'''
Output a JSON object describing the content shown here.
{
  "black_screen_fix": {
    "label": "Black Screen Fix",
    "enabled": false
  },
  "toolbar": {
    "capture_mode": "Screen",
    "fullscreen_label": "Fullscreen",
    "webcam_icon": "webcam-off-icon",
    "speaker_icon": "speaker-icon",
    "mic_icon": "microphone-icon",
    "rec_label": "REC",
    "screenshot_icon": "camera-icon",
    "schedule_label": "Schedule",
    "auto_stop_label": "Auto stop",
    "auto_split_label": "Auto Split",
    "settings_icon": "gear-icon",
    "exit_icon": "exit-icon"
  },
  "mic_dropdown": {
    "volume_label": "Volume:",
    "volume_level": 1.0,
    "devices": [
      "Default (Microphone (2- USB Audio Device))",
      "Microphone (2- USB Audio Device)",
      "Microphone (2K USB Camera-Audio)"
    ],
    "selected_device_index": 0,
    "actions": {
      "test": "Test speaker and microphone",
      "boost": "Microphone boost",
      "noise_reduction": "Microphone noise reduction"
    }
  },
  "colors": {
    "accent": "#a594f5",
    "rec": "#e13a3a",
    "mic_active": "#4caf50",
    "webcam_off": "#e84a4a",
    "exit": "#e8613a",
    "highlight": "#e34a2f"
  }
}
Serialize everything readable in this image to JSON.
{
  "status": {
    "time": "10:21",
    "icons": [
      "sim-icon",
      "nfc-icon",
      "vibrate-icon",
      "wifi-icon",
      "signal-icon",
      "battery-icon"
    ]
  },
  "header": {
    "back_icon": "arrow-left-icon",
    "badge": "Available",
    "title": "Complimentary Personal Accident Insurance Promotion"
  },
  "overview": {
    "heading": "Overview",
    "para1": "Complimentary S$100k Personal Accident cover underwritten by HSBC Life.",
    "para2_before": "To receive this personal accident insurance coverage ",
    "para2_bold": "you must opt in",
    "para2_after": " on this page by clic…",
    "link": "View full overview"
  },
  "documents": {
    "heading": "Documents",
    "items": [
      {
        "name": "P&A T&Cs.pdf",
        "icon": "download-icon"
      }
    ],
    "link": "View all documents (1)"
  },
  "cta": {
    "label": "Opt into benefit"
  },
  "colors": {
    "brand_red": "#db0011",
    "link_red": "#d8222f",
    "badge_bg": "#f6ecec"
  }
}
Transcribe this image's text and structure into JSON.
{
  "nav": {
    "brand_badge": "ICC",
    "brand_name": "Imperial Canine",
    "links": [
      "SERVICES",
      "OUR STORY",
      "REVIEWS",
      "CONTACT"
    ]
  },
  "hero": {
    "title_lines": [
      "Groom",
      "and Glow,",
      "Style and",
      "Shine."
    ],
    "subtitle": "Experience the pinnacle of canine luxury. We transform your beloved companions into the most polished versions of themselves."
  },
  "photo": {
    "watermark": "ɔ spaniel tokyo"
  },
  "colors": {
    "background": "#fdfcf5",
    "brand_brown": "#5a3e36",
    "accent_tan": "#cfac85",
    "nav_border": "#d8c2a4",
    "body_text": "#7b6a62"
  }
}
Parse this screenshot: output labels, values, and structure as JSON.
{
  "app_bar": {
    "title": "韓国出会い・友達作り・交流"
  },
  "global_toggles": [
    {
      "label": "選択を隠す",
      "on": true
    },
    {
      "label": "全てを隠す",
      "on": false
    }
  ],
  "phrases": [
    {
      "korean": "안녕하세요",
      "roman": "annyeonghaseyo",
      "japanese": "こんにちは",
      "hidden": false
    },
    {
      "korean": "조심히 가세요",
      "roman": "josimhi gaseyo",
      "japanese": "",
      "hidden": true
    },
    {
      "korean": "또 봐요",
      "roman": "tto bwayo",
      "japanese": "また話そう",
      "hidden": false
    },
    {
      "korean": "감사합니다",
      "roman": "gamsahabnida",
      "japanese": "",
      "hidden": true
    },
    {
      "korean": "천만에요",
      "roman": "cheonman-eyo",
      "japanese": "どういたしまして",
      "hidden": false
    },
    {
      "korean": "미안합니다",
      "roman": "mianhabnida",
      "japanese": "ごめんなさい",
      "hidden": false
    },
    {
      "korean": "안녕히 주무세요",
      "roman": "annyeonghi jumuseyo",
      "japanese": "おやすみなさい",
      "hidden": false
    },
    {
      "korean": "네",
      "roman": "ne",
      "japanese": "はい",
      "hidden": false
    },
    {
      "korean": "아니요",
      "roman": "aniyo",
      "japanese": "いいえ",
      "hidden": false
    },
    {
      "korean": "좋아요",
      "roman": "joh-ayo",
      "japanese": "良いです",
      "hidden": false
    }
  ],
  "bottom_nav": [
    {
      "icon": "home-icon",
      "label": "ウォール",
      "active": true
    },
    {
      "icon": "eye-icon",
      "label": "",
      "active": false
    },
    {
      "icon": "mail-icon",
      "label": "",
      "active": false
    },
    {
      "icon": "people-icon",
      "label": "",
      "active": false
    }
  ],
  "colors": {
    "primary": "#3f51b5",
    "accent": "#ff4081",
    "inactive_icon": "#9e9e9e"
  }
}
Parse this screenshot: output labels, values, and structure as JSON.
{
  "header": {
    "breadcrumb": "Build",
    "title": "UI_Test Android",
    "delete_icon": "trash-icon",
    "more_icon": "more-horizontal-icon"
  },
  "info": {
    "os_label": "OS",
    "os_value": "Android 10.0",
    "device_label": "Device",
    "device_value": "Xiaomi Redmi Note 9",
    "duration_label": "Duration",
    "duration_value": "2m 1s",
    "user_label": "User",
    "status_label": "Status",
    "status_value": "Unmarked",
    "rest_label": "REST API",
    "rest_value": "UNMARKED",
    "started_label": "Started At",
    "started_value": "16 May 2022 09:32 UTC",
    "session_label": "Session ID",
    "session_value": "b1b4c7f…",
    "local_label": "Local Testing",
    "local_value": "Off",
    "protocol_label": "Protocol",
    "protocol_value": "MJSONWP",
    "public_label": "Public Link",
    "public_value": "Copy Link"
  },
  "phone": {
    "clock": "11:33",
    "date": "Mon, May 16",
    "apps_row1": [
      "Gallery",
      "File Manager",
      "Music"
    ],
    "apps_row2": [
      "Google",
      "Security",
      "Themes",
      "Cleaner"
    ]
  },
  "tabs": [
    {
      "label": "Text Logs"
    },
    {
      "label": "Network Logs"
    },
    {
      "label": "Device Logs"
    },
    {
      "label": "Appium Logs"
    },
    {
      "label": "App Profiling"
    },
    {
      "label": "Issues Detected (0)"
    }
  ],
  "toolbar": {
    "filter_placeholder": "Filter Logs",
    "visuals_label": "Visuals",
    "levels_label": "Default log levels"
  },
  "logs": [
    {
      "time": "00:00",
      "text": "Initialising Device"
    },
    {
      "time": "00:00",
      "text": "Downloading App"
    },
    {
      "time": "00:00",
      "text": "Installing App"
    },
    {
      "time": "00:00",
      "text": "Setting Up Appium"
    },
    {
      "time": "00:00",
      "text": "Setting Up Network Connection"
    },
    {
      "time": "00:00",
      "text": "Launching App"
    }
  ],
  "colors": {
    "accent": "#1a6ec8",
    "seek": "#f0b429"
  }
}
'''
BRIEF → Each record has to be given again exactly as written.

EXPECTED OUTPUT →
Output a JSON object describing the content shown here.
{
  "black_screen_fix": {
    "label": "Black Screen Fix",
    "enabled": false
  },
  "toolbar": {
    "capture_mode": "Screen",
    "fullscreen_label": "Fullscreen",
    "webcam_icon": "webcam-off-icon",
    "speaker_icon": "speaker-icon",
    "mic_icon": "microphone-icon",
    "rec_label": "REC",
    "screenshot_icon": "camera-icon",
    "schedule_label": "Schedule",
    "auto_stop_label": "Auto stop",
    "auto_split_label": "Auto Split",
    "settings_icon": "gear-icon",
    "exit_icon": "exit-icon"
  },
  "mic_dropdown": {
    "volume_label": "Volume:",
    "volume_level": 1.0,
    "devices": [
      "Default (Microphone (2- USB Audio Device))",
      "Microphone (2- USB Audio Device)",
      "Microphone (2K USB Camera-Audio)"
    ],
    "selected_device_index": 0,
    "actions": {
      "test": "Test speaker and microphone",
      "boost": "Microphone boost",
      "noise_reduction": "Microphone noise reduction"
    }
  },
  "colors": {
    "accent": "#a594f5",
    "rec": "#e13a3a",
    "mic_active": "#4caf50",
    "webcam_off": "#e84a4a",
    "exit": "#e8613a",
    "highlight": "#e34a2f"
  }
}
Serialize everything readable in this image to JSON.
{
  "status": {
    "time": "10:21",
    "icons": [
      "sim-icon",
      "nfc-icon",
      "vibrate-icon",
      "wifi-icon",
      "signal-icon",
      "battery-icon"
    ]
  },
  "header": {
    "back_icon": "arrow-left-icon",
    "badge": "Available",
    "title": "Complimentary Personal Accident Insurance Promotion"
  },
  "overview": {
    "heading": "Overview",
    "para1": "Complimentary S$100k Personal Accident cover underwritten by HSBC Life.",
    "para2_before": "To receive this personal accident insurance coverage ",
    "para2_bold": "you must opt in",
    "para2_after": " on this page by clic…",
    "link": "View full overview"
  },
  "documents": {
    "heading": "Documents",
    "items": [
      {
        "name": "P&A T&Cs.pdf",
        "icon": "download-icon"
      }
    ],
    "link": "View all documents (1)"
  },
  "cta": {
    "label": "Opt into benefit"
  },
  "colors": {
    "brand_red": "#db0011",
    "link_red": "#d8222f",
    "badge_bg": "#f6ecec"
  }
}
Transcribe this image's text and structure into JSON.
{
  "nav": {
    "brand_badge": "ICC",
    "brand_name": "Imperial Canine",
    "links": [
      "SERVICES",
      "OUR STORY",
      "REVIEWS",
      "CONTACT"
    ]
  },
  "hero": {
    "title_lines": [
      "Groom",
      "and Glow,",
      "Style and",
      "Shine."
    ],
    "subtitle": "Experience the pinnacle of canine luxury. We transform your beloved companions into the most polished versions of themselves."
  },
  "photo": {
    "watermark": "ɔ spaniel tokyo"
  },
  "colors": {
    "background": "#fdfcf5",
    "brand_brown": "#5a3e36",
    "accent_tan": "#cfac85",
    "nav_border": "#d8c2a4",
    "body_text": "#7b6a62"
  }
}
Parse this screenshot: output labels, values, and structure as JSON.
{
  "app_bar": {
    "title": "韓国出会い・友達作り・交流"
  },
  "global_toggles": [
    {
      "label": "選択を隠す",
      "on": true
    },
    {
      "label": "全てを隠す",
      "on": false
    }
  ],
  "phrases": [
    {
      "korean": "안녕하세요",
      "roman": "annyeonghaseyo",
      "japanese": "こんにちは",
      "hidden": false
    },
    {
      "korean": "조심히 가세요",
      "roman": "josimhi gaseyo",
      "japanese": "",
      "hidden": true
    },
    {
      "korean": "또 봐요",
      "roman": "tto bwayo",
      "japanese": "また話そう",
      "hidden": false
    },
    {
      "korean": "감사합니다",
      "roman": "gamsahabnida",
      "japanese": "",
      "hidden": true
    },
    {
      "korean": "천만에요",
      "roman": "cheonman-eyo",
      "japanese": "どういたしまして",
      "hidden": false
    },
    {
      "korean": "미안합니다",
      "roman": "mianhabnida",
      "japanese": "ごめんなさい",
      "hidden": false
    },
    {
      "korean": "안녕히 주무세요",
      "roman": "annyeonghi jumuseyo",
      "japanese": "おやすみなさい",
      "hidden": false
    },
    {
      "korean": "네",
      "roman": "ne",
      "japanese": "はい",
      "hidden": false
    },
    {
      "korean": "아니요",
      "roman": "aniyo",
      "japanese": "いいえ",
      "hidden": false
    },
    {
      "korean": "좋아요",
      "roman": "joh-ayo",
      "japanese": "良いです",
      "hidden": false
    }
  ],
  "bottom_nav": [
    {
      "icon": "home-icon",
      "label": "ウォール",
      "active": true
    },
    {
      "icon": "eye-icon",
      "label": "",
      "active": false
    },
    {
      "icon": "mail-icon",
      "label": "",
      "active": false
    },
    {
      "icon": "people-icon",
      "label": "",
      "active": false
    }
  ],
  "colors": {
    "primary": "#3f51b5",
    "accent": "#ff4081",
    "inactive_icon": "#9e9e9e"
  }
}
Parse this screenshot: output labels, values, and structure as JSON.
{
  "header": {
    "breadcrumb": "Build",
    "title": "UI_Test Android",
    "delete_icon": "trash-icon",
    "more_icon": "more-horizontal-icon"
  },
  "info": {
    "os_label": "OS",
    "os_value": "Android 10.0",
    "device_label": "Device",
    "device_value": "Xiaomi Redmi Note 9",
    "duration_label": "Duration",
    "duration_value": "2m 1s",
    "user_label": "User",
    "status_label": "Status",
    "status_value": "Unmarked",
    "rest_label": "REST API",
    "rest_value": "UNMARKED",
    "started_label": "Started At",
    "started_value": "16 May 2022 09:32 UTC",
    "session_label": "Session ID",
    "session_value": "b1b4c7f…",
    "local_label": "Local Testing",
    "local_value": "Off",
    "protocol_label": "Protocol",
    "protocol_value": "MJSONWP",
    "public_label": "Public Link",
    "public_value": "Copy Link"
  },
  "phone": {
    "clock": "11:33",
    "date": "Mon, May 16",
    "apps_row1": [
      "Gallery",
      "File Manager",
      "Music"
    ],
    "apps_row2": [
      "Google",
      "Security",
      "Themes",
      "Cleaner"
    ]
  },
  "tabs": [
    {
      "label": "Text Logs"
    },
    {
      "label": "Network Logs"
    },
    {
      "label": "Device Logs"
    },
    {
      "label": "Appium Logs"
    },
    {
      "label": "App Profiling"
    },
    {
      "label": "Issues Detected (0)"
    }
  ],
  "toolbar": {
    "filter_placeholder": "Filter Logs",
    "visuals_label": "Visuals",
    "levels_label": "Default log levels"
  },
  "logs": [
    {
      "time": "00:00",
      "text": "Initialising Device"
    },
    {
      "time": "00:00",
      "text": "Downloading App"
    },
    {
      "time": "00:00",
      "text": "Installing App"
    },
    {
      "time": "00:00",
      "text": "Setting Up Appium"
    },
    {
      "time": "00:00",
      "text": "Setting Up Network Connection"
    },
    {
      "time": "00:00",
      "text": "Launching App"
    }
  ],
  "colors": {
    "accent": "#1a6ec8",
    "seek": "#f0b429"
  }
}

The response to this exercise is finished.